WHAT THE TASK REQUIRES >> Going line by line through the records below, count those with the word "JSON" and give only the count.

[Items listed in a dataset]

- - - -

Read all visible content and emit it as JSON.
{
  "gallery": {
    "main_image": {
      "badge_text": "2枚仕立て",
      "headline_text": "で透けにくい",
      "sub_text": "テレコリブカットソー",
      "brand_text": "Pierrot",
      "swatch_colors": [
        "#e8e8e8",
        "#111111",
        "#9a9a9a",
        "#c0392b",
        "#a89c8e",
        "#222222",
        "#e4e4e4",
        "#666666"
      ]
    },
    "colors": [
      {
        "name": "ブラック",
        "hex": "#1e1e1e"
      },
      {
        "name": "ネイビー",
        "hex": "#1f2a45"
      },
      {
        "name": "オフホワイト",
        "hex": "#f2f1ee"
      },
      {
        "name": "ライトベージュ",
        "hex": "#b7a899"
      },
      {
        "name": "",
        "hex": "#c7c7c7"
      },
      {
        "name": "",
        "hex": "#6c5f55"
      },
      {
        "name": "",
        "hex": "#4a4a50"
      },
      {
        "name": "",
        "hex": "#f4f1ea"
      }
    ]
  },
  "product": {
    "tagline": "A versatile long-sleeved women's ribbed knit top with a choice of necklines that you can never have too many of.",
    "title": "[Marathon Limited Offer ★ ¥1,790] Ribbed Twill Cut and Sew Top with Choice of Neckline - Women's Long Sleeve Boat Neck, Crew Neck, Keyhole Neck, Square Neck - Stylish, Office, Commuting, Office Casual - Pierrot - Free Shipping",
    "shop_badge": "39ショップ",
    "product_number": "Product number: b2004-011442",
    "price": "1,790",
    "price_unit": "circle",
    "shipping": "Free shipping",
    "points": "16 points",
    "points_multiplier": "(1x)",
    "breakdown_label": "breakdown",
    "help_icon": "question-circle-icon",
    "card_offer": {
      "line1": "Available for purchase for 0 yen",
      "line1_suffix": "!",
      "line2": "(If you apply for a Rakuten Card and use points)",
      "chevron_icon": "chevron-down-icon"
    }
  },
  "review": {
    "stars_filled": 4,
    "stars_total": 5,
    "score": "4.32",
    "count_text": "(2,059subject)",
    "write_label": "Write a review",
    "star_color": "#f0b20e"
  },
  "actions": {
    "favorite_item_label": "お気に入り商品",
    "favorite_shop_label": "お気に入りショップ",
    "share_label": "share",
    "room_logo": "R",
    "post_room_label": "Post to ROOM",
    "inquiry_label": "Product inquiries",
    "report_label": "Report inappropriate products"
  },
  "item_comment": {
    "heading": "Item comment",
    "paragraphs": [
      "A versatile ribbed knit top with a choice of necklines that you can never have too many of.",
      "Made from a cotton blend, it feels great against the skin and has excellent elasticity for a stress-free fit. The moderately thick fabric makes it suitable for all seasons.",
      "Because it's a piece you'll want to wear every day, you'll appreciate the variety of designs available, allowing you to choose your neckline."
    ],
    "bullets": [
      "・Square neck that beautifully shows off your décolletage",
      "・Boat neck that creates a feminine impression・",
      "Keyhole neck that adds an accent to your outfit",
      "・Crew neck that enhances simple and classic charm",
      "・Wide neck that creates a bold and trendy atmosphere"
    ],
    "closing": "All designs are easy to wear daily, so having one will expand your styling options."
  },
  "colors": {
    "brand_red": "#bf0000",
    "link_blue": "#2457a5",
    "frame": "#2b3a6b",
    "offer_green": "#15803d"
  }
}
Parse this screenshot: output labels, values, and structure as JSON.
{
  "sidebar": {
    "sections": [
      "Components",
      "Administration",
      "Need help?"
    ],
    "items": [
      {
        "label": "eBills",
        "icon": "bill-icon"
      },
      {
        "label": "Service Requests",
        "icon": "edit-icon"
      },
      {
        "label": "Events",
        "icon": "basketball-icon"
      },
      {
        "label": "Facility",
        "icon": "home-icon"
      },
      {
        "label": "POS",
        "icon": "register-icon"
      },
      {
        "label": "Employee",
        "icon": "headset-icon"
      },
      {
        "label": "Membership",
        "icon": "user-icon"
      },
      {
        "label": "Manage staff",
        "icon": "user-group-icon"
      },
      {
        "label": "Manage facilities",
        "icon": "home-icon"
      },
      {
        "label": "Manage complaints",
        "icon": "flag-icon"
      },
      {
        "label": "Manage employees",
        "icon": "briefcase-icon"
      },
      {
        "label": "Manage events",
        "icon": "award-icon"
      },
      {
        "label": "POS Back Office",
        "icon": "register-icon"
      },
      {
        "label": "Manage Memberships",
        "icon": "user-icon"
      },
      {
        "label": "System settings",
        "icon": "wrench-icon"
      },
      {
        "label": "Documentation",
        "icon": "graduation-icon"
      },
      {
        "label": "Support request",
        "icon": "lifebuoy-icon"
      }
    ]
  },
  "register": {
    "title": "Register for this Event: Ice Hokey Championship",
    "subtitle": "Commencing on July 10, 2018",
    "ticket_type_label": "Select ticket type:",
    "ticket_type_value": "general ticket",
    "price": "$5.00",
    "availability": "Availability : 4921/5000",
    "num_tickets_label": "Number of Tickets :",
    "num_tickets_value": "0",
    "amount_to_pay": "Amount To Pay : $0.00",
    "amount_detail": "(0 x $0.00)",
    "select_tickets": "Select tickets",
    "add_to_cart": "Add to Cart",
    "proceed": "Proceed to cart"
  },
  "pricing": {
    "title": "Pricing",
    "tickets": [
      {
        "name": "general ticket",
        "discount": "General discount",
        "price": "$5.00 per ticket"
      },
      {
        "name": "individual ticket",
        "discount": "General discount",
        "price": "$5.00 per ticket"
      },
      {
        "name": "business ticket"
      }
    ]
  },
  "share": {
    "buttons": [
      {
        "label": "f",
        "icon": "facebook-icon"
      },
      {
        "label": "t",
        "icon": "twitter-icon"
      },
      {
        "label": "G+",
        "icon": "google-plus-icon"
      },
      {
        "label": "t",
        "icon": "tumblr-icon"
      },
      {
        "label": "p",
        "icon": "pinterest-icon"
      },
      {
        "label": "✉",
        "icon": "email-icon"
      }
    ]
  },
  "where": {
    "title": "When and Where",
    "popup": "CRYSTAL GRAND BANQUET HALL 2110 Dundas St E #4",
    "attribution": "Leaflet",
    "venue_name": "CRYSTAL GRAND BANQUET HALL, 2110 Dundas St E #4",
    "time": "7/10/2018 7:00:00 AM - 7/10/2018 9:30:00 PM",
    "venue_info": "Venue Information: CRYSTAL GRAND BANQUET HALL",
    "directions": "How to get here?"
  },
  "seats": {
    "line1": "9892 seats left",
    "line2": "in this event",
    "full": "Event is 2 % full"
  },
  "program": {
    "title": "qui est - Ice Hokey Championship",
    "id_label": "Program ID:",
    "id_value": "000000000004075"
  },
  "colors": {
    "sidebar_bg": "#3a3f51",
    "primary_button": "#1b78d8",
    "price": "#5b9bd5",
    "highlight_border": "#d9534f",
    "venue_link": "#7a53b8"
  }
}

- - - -

YOUR RESPONSE >> 2